14/10/02 04:56:19, Rene Zandbergen <r_zandbergen@xxxxxxxxx> wrote:

>(now why do I have this hunch that someone on
>the list will soon provide us with a sample
>language that has exactly this feature :-/)

Oh well, since you asked for it... 

>Indeed. But how many tones should one allow as
>a maximum? I think I heard of nine tones in some
>context or other, but not in one single language.

Yes. Cantonese. Eight or nine tones depending how
you count them. I have come across mentions of
languages with more (12? 18?), but that was long
before VMs days (I mean, Net VMs), and that did
not strike me as weird at all (unlike Piraha),
so I made no mental note of it.

>A problem is that there are many
>words that do not end in:
>> ain aiin aiiin,
>> ey, eey, eeey.
>so what to do with these?

Oh, very simple. Vietnamese has six tones. But
only two in syllables ending with an oral stop.
Likewise Mandarin used to have five tones.
The fifth actually being a glottal stop ending
the syllable (and this glottal stop what the
remnant of a final p, t, or k -- which you still
have in Cantonese). So, at a slightly earlier
stage, syllables ending in p, t, and k, had
no distinctive tone. (In Cantonese they have,
but only _two_ tones, like in Vietnamese.
Copycats? Very likely).

>To make matters worse, the one language I know
>(Thai) that actually uses symbols (graphemes?) to 
>indicate tones

And those symbols are actually superscript digits!

> doesn't use one symbol to indicate
>one tone, another to indicate another, but rather
>symbols that make a somewhat complicated modification
>of the default tone that follows a really complicated

It has to do with the initial consonant. There are 
two parallel sets. There no difference of pronunciation
for the consonant itself, but there is for the tone
of the vowel following. Khmer is similar, except
the difference is in the pronunciation of the
following vowel. It as if upper and lowercase
were significant in English and affected the pronunciation
of the following vowel, e.g.
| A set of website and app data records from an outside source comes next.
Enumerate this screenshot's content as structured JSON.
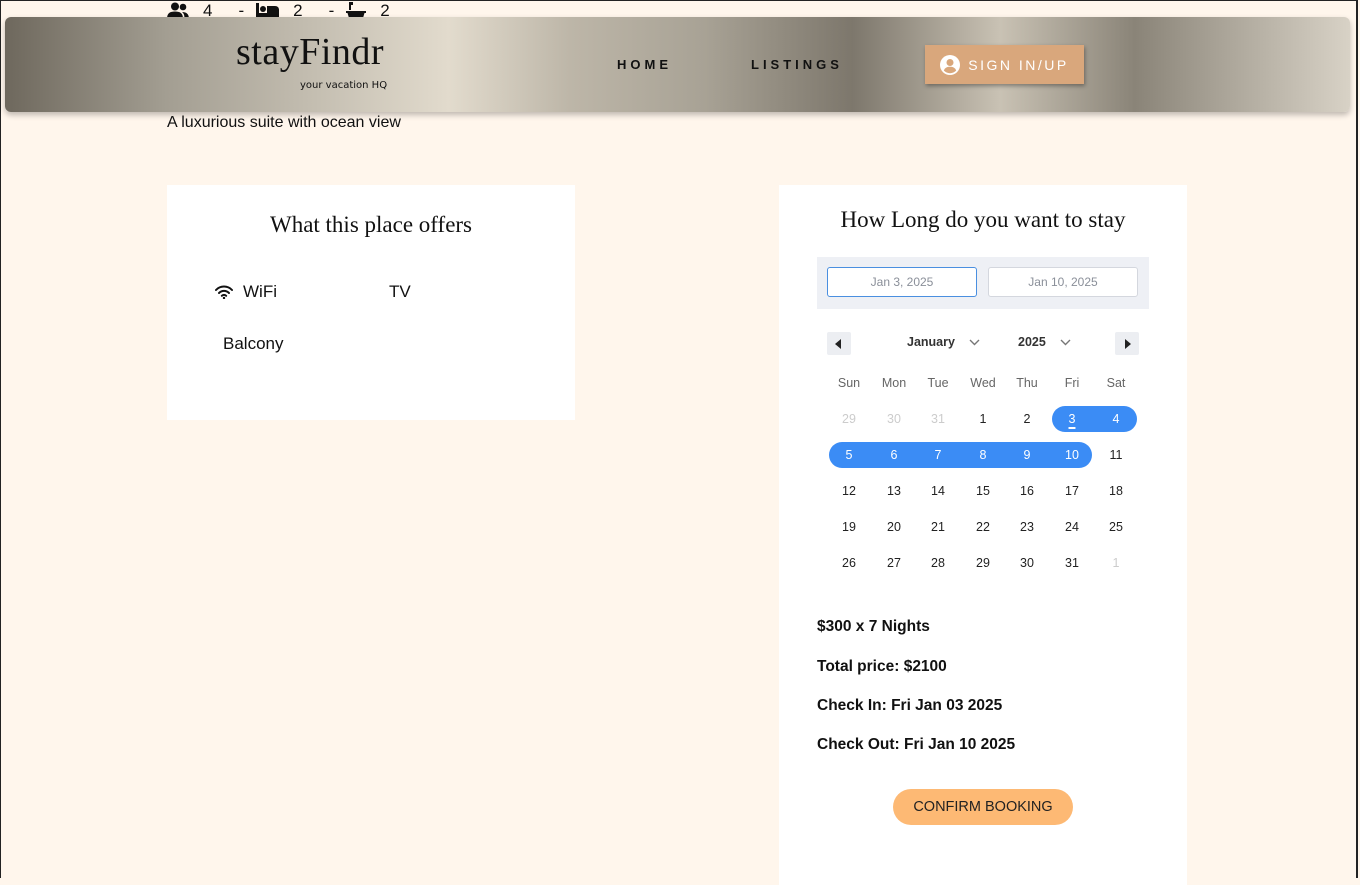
{
  "stats": {
    "guests": "4",
    "bedrooms": "2",
    "bathrooms": "2",
    "separator": "-"
  },
  "header": {
    "logo": "stayFindr",
    "tagline": "your vacation HQ",
    "nav": {
      "home": "HOME",
      "listings": "LISTINGS"
    },
    "signin_label": "SIGN IN/UP"
  },
  "listing": {
    "description": "A luxurious suite with ocean view"
  },
  "amenities": {
    "title": "What this place offers",
    "items": [
      {
        "label": "WiFi",
        "icon": "wifi-icon"
      },
      {
        "label": "TV"
      },
      {
        "label": "Balcony"
      }
    ]
  },
  "booking": {
    "title": "How Long do you want to stay",
    "start_date": "Jan 3, 2025",
    "end_date": "Jan 10, 2025",
    "month": "January",
    "year": "2025",
    "weekdays": [
      "Sun",
      "Mon",
      "Tue",
      "Wed",
      "Thu",
      "Fri",
      "Sat"
    ],
    "weeks": [
      [
        "29",
        "30",
        "31",
        "1",
        "2",
        "3",
        "4"
      ],
      [
        "5",
        "6",
        "7",
        "8",
        "9",
        "10",
        "11"
      ],
      [
        "12",
        "13",
        "14",
        "15",
        "16",
        "17",
        "18"
      ],
      [
        "19",
        "20",
        "21",
        "22",
        "23",
        "24",
        "25"
      ],
      [
        "26",
        "27",
        "28",
        "29",
        "30",
        "31",
        "1"
      ]
    ],
    "price_line": "$300 x 7 Nights",
    "total_line": "Total price: $2100",
    "checkin_line": "Check In: Fri Jan 03 2025",
    "checkout_line": "Check Out: Fri Jan 10 2025",
    "confirm_label": "CONFIRM BOOKING",
    "accent_color": "#3b8cf5"
  }
}
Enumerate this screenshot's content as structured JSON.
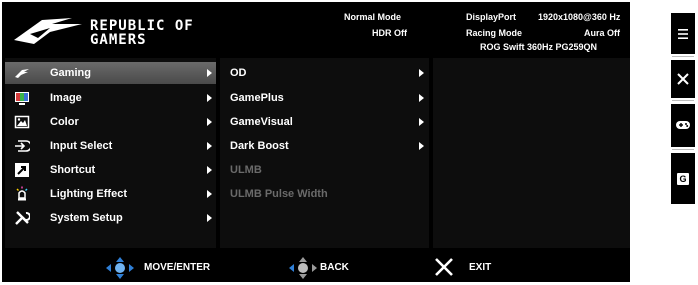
{
  "header": {
    "brand_line1": "REPUBLIC OF",
    "brand_line2": "GAMERS",
    "mode": "Normal Mode",
    "hdr": "HDR Off",
    "input": "DisplayPort",
    "racing": "Racing Mode",
    "resolution": "1920x1080@360 Hz",
    "aura": "Aura Off",
    "model": "ROG Swift 360Hz PG259QN"
  },
  "main_menu": [
    {
      "label": "Gaming",
      "icon": "rog-eye-icon",
      "selected": true
    },
    {
      "label": "Image",
      "icon": "image-icon"
    },
    {
      "label": "Color",
      "icon": "picture-icon"
    },
    {
      "label": "Input Select",
      "icon": "input-select-icon"
    },
    {
      "label": "Shortcut",
      "icon": "shortcut-icon"
    },
    {
      "label": "Lighting Effect",
      "icon": "lighting-icon"
    },
    {
      "label": "System Setup",
      "icon": "tools-icon"
    }
  ],
  "sub_menu": [
    {
      "label": "OD",
      "has_arrow": true,
      "disabled": false
    },
    {
      "label": "GamePlus",
      "has_arrow": true,
      "disabled": false
    },
    {
      "label": "GameVisual",
      "has_arrow": true,
      "disabled": false
    },
    {
      "label": "Dark Boost",
      "has_arrow": true,
      "disabled": false
    },
    {
      "label": "ULMB",
      "has_arrow": false,
      "disabled": true
    },
    {
      "label": "ULMB Pulse Width",
      "has_arrow": false,
      "disabled": true
    }
  ],
  "footer": {
    "move_enter": "MOVE/ENTER",
    "back": "BACK",
    "exit": "EXIT"
  },
  "side_buttons": [
    {
      "icon": "menu-icon"
    },
    {
      "icon": "close-icon"
    },
    {
      "icon": "gamepad-icon"
    },
    {
      "icon": "gameplus-icon",
      "label": "G"
    }
  ],
  "colors": {
    "background": "#000000",
    "selected": "#5a5a5a",
    "text": "#ffffff",
    "disabled": "#6a6a6a",
    "nav_blue": "#2f7fd6"
  }
}
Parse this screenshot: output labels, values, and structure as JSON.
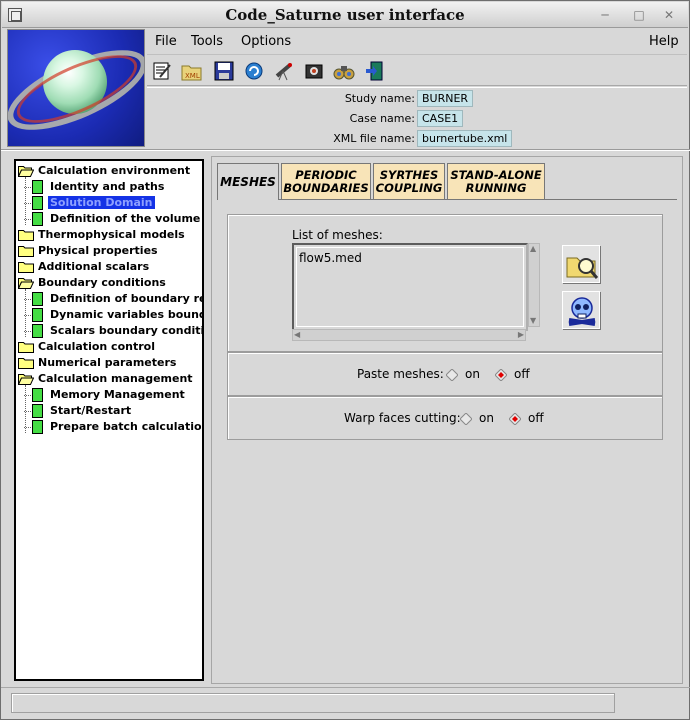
{
  "window": {
    "title": "Code_Saturne user interface"
  },
  "menu": {
    "file": "File",
    "tools": "Tools",
    "options": "Options",
    "help": "Help"
  },
  "toolbar": {
    "icons": [
      "edit-icon",
      "open-xml-icon",
      "save-icon",
      "rotate-icon",
      "telescope-icon",
      "camera-icon",
      "binoculars-icon",
      "exit-icon"
    ]
  },
  "info": {
    "study_label": "Study name:",
    "study_value": "BURNER",
    "case_label": "Case name:",
    "case_value": "CASE1",
    "xml_label": "XML file name:",
    "xml_value": "burnertube.xml"
  },
  "tree": {
    "items": [
      {
        "label": "Calculation environment",
        "type": "folder-open",
        "level": 0
      },
      {
        "label": "Identity and paths",
        "type": "page",
        "level": 1
      },
      {
        "label": "Solution Domain",
        "type": "page",
        "level": 1,
        "selected": true
      },
      {
        "label": "Definition of the volume zones",
        "type": "page",
        "level": 1
      },
      {
        "label": "Thermophysical models",
        "type": "folder",
        "level": 0
      },
      {
        "label": "Physical properties",
        "type": "folder",
        "level": 0
      },
      {
        "label": "Additional scalars",
        "type": "folder",
        "level": 0
      },
      {
        "label": "Boundary conditions",
        "type": "folder-open",
        "level": 0
      },
      {
        "label": "Definition of boundary regions",
        "type": "page",
        "level": 1
      },
      {
        "label": "Dynamic variables bound. cond.",
        "type": "page",
        "level": 1
      },
      {
        "label": "Scalars boundary conditions",
        "type": "page",
        "level": 1
      },
      {
        "label": "Calculation control",
        "type": "folder",
        "level": 0
      },
      {
        "label": "Numerical parameters",
        "type": "folder",
        "level": 0
      },
      {
        "label": "Calculation management",
        "type": "folder-open",
        "level": 0
      },
      {
        "label": "Memory Management",
        "type": "page",
        "level": 1
      },
      {
        "label": "Start/Restart",
        "type": "page",
        "level": 1
      },
      {
        "label": "Prepare batch calculation",
        "type": "page",
        "level": 1
      }
    ]
  },
  "tabs": {
    "meshes": "MESHES",
    "periodic_1": "PERIODIC",
    "periodic_2": "BOUNDARIES",
    "syrthes_1": "SYRTHES",
    "syrthes_2": "COUPLING",
    "standalone_1": "STAND-ALONE",
    "standalone_2": "RUNNING"
  },
  "meshes": {
    "list_label": "List of meshes:",
    "items": [
      "flow5.med"
    ]
  },
  "options": {
    "paste_label": "Paste meshes:",
    "paste_on": "on",
    "paste_off": "off",
    "paste_selected": "off",
    "warp_label": "Warp faces cutting:",
    "warp_on": "on",
    "warp_off": "off",
    "warp_selected": "off"
  },
  "status": {
    "text": ""
  }
}
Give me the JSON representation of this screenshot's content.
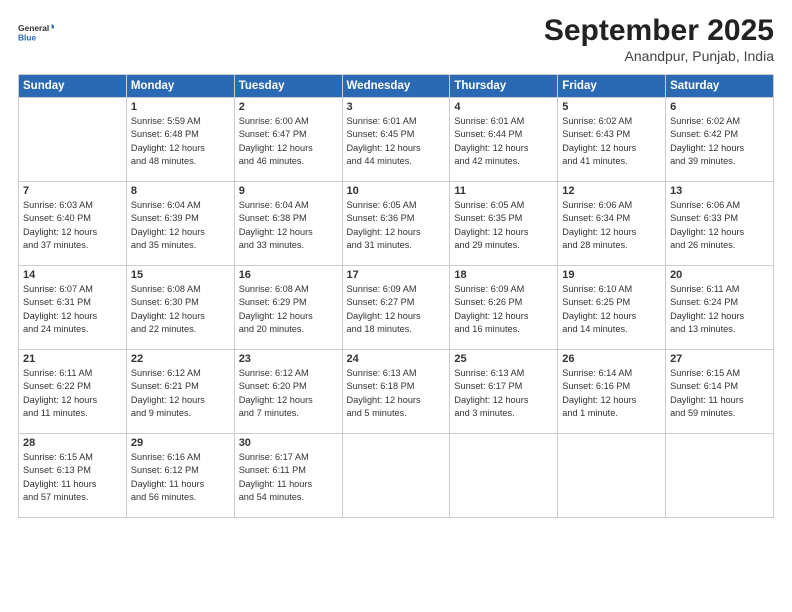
{
  "header": {
    "logo_general": "General",
    "logo_blue": "Blue",
    "title": "September 2025",
    "subtitle": "Anandpur, Punjab, India"
  },
  "weekdays": [
    "Sunday",
    "Monday",
    "Tuesday",
    "Wednesday",
    "Thursday",
    "Friday",
    "Saturday"
  ],
  "weeks": [
    [
      {
        "day": "",
        "info": ""
      },
      {
        "day": "1",
        "info": "Sunrise: 5:59 AM\nSunset: 6:48 PM\nDaylight: 12 hours\nand 48 minutes."
      },
      {
        "day": "2",
        "info": "Sunrise: 6:00 AM\nSunset: 6:47 PM\nDaylight: 12 hours\nand 46 minutes."
      },
      {
        "day": "3",
        "info": "Sunrise: 6:01 AM\nSunset: 6:45 PM\nDaylight: 12 hours\nand 44 minutes."
      },
      {
        "day": "4",
        "info": "Sunrise: 6:01 AM\nSunset: 6:44 PM\nDaylight: 12 hours\nand 42 minutes."
      },
      {
        "day": "5",
        "info": "Sunrise: 6:02 AM\nSunset: 6:43 PM\nDaylight: 12 hours\nand 41 minutes."
      },
      {
        "day": "6",
        "info": "Sunrise: 6:02 AM\nSunset: 6:42 PM\nDaylight: 12 hours\nand 39 minutes."
      }
    ],
    [
      {
        "day": "7",
        "info": "Sunrise: 6:03 AM\nSunset: 6:40 PM\nDaylight: 12 hours\nand 37 minutes."
      },
      {
        "day": "8",
        "info": "Sunrise: 6:04 AM\nSunset: 6:39 PM\nDaylight: 12 hours\nand 35 minutes."
      },
      {
        "day": "9",
        "info": "Sunrise: 6:04 AM\nSunset: 6:38 PM\nDaylight: 12 hours\nand 33 minutes."
      },
      {
        "day": "10",
        "info": "Sunrise: 6:05 AM\nSunset: 6:36 PM\nDaylight: 12 hours\nand 31 minutes."
      },
      {
        "day": "11",
        "info": "Sunrise: 6:05 AM\nSunset: 6:35 PM\nDaylight: 12 hours\nand 29 minutes."
      },
      {
        "day": "12",
        "info": "Sunrise: 6:06 AM\nSunset: 6:34 PM\nDaylight: 12 hours\nand 28 minutes."
      },
      {
        "day": "13",
        "info": "Sunrise: 6:06 AM\nSunset: 6:33 PM\nDaylight: 12 hours\nand 26 minutes."
      }
    ],
    [
      {
        "day": "14",
        "info": "Sunrise: 6:07 AM\nSunset: 6:31 PM\nDaylight: 12 hours\nand 24 minutes."
      },
      {
        "day": "15",
        "info": "Sunrise: 6:08 AM\nSunset: 6:30 PM\nDaylight: 12 hours\nand 22 minutes."
      },
      {
        "day": "16",
        "info": "Sunrise: 6:08 AM\nSunset: 6:29 PM\nDaylight: 12 hours\nand 20 minutes."
      },
      {
        "day": "17",
        "info": "Sunrise: 6:09 AM\nSunset: 6:27 PM\nDaylight: 12 hours\nand 18 minutes."
      },
      {
        "day": "18",
        "info": "Sunrise: 6:09 AM\nSunset: 6:26 PM\nDaylight: 12 hours\nand 16 minutes."
      },
      {
        "day": "19",
        "info": "Sunrise: 6:10 AM\nSunset: 6:25 PM\nDaylight: 12 hours\nand 14 minutes."
      },
      {
        "day": "20",
        "info": "Sunrise: 6:11 AM\nSunset: 6:24 PM\nDaylight: 12 hours\nand 13 minutes."
      }
    ],
    [
      {
        "day": "21",
        "info": "Sunrise: 6:11 AM\nSunset: 6:22 PM\nDaylight: 12 hours\nand 11 minutes."
      },
      {
        "day": "22",
        "info": "Sunrise: 6:12 AM\nSunset: 6:21 PM\nDaylight: 12 hours\nand 9 minutes."
      },
      {
        "day": "23",
        "info": "Sunrise: 6:12 AM\nSunset: 6:20 PM\nDaylight: 12 hours\nand 7 minutes."
      },
      {
        "day": "24",
        "info": "Sunrise: 6:13 AM\nSunset: 6:18 PM\nDaylight: 12 hours\nand 5 minutes."
      },
      {
        "day": "25",
        "info": "Sunrise: 6:13 AM\nSunset: 6:17 PM\nDaylight: 12 hours\nand 3 minutes."
      },
      {
        "day": "26",
        "info": "Sunrise: 6:14 AM\nSunset: 6:16 PM\nDaylight: 12 hours\nand 1 minute."
      },
      {
        "day": "27",
        "info": "Sunrise: 6:15 AM\nSunset: 6:14 PM\nDaylight: 11 hours\nand 59 minutes."
      }
    ],
    [
      {
        "day": "28",
        "info": "Sunrise: 6:15 AM\nSunset: 6:13 PM\nDaylight: 11 hours\nand 57 minutes."
      },
      {
        "day": "29",
        "info": "Sunrise: 6:16 AM\nSunset: 6:12 PM\nDaylight: 11 hours\nand 56 minutes."
      },
      {
        "day": "30",
        "info": "Sunrise: 6:17 AM\nSunset: 6:11 PM\nDaylight: 11 hours\nand 54 minutes."
      },
      {
        "day": "",
        "info": ""
      },
      {
        "day": "",
        "info": ""
      },
      {
        "day": "",
        "info": ""
      },
      {
        "day": "",
        "info": ""
      }
    ]
  ]
}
"got" as in "got"


"Got" as in "goat"

Think of it as if Russian had two sets of 
consonants, one palatalized, the other not.

>And this set of rules was designed by one
>man in the 13th Century. It was probably a bit more
>logical then

It almost certainly reflected the 13th-century pronunciation.